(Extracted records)
☆ ☆ ☆ ☆ ☆

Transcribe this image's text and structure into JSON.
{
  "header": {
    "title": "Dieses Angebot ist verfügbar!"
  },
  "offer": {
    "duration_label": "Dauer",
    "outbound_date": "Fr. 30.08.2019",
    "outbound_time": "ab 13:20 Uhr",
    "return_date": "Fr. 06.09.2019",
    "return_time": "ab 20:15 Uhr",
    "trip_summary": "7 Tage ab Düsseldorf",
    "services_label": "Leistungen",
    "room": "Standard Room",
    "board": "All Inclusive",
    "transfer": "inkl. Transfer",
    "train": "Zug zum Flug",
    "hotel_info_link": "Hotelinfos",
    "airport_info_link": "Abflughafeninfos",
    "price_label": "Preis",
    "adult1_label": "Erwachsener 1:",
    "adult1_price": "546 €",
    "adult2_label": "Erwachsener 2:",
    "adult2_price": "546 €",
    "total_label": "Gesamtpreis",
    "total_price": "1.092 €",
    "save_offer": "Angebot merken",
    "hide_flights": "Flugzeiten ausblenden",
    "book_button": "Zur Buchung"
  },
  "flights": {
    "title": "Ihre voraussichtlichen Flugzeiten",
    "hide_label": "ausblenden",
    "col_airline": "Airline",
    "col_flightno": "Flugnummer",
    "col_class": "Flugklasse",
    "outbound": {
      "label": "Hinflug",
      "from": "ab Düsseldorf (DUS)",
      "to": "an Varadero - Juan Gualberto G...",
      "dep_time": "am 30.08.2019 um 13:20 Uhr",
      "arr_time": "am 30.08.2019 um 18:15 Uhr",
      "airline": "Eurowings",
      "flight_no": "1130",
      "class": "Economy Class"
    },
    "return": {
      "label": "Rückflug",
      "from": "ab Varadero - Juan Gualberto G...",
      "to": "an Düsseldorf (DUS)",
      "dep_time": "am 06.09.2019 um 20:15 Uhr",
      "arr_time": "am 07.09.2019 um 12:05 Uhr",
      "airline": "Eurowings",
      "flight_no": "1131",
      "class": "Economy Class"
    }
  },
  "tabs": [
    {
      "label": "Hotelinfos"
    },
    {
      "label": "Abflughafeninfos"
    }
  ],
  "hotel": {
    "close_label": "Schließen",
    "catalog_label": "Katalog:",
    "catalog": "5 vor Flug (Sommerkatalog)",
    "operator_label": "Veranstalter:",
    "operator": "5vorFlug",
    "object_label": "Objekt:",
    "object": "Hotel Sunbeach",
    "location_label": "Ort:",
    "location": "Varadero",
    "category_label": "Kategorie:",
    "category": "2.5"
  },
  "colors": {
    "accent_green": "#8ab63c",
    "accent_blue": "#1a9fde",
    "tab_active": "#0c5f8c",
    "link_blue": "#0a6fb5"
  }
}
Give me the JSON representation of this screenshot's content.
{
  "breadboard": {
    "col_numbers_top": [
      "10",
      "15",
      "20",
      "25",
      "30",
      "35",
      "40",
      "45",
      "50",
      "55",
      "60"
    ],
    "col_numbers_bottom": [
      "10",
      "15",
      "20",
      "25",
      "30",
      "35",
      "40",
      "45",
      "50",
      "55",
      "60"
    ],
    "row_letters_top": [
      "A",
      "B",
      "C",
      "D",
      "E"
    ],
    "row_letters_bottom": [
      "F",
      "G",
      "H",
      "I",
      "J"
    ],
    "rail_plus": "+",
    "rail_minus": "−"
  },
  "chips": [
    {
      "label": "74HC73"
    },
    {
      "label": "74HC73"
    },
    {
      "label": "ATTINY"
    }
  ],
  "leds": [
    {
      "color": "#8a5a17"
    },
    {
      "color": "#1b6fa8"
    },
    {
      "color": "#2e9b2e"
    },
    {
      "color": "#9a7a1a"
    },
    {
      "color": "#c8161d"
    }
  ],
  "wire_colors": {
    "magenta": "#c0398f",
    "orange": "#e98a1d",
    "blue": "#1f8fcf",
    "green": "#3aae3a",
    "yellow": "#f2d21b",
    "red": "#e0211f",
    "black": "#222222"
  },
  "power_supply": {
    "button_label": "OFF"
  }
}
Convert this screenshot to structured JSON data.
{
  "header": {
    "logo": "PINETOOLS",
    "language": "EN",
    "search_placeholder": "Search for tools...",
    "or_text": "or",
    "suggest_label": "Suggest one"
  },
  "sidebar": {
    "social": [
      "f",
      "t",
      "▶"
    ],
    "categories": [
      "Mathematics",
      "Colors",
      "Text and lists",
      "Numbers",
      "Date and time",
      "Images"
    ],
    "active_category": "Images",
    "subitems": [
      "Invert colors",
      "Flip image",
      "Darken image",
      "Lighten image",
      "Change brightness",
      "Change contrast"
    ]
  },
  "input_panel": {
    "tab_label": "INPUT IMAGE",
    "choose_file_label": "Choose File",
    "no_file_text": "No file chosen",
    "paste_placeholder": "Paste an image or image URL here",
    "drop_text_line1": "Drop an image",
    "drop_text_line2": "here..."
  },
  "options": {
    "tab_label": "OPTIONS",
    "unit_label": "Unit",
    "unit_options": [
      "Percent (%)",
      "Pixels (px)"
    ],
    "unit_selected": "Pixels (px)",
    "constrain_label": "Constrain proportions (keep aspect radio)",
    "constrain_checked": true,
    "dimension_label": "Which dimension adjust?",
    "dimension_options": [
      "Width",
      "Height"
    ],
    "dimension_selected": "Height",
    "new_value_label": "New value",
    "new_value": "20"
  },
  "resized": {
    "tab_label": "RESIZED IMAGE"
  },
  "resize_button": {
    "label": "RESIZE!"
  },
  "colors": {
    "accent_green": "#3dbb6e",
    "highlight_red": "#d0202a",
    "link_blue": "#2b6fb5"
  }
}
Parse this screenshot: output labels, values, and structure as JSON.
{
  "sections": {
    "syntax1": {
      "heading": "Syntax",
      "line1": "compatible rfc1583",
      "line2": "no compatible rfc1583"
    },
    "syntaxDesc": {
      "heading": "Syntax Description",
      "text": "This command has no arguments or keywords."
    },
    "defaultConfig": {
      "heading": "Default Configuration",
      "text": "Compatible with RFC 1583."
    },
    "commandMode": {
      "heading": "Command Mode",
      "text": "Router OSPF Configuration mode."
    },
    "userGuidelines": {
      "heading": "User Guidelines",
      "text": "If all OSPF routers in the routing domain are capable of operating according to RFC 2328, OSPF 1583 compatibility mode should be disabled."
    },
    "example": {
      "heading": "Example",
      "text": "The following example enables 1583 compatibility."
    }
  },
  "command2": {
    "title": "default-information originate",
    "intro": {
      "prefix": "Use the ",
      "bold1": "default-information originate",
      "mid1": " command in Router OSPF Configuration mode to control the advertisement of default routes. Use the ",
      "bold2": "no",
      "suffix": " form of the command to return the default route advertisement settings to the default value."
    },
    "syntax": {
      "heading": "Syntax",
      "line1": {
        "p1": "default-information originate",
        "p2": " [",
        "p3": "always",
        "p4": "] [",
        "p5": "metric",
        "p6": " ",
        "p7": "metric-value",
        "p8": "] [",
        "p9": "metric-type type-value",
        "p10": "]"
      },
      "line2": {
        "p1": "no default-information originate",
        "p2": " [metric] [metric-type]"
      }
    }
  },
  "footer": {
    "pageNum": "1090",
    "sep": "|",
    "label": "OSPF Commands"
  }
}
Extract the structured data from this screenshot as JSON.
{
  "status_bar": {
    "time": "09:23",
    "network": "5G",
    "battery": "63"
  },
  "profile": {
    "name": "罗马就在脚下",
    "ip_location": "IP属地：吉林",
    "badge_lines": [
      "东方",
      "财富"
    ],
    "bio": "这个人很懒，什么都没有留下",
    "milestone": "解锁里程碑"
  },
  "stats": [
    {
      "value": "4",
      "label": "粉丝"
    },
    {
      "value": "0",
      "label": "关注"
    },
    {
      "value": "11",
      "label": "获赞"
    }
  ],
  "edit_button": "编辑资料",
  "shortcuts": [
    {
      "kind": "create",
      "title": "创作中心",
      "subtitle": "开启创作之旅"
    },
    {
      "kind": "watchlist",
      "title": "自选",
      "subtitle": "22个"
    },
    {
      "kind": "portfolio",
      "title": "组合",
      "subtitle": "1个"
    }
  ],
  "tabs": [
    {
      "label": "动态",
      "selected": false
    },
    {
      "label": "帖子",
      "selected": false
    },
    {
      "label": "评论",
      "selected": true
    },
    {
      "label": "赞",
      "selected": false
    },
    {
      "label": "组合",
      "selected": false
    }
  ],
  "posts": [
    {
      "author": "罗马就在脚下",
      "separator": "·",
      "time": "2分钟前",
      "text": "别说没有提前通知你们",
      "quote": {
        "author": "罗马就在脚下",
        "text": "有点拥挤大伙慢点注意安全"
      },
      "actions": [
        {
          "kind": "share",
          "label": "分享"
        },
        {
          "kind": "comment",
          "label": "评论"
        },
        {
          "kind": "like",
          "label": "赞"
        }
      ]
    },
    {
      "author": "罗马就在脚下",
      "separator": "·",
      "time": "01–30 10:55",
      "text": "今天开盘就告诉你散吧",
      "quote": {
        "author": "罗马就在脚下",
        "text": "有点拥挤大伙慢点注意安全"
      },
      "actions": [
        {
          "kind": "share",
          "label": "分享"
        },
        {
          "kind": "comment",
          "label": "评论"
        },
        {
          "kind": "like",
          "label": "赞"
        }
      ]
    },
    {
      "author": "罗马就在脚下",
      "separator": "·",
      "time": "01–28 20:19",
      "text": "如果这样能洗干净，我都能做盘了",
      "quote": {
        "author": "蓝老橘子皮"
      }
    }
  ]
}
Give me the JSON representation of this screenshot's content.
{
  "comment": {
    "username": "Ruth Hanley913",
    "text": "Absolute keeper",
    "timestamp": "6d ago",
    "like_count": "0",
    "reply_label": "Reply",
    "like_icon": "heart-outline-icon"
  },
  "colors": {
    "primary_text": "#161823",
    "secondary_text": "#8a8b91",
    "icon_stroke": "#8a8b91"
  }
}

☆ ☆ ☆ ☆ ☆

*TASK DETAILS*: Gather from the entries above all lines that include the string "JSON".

*EXPECTED ANSWER*:
Transcribe this image's text and structure into JSON.
Give me the JSON representation of this screenshot's content.
Convert this screenshot to structured JSON data.
Parse this screenshot: output labels, values, and structure as JSON.
Extract the structured data from this screenshot as JSON.
Give me the JSON representation of this screenshot's content.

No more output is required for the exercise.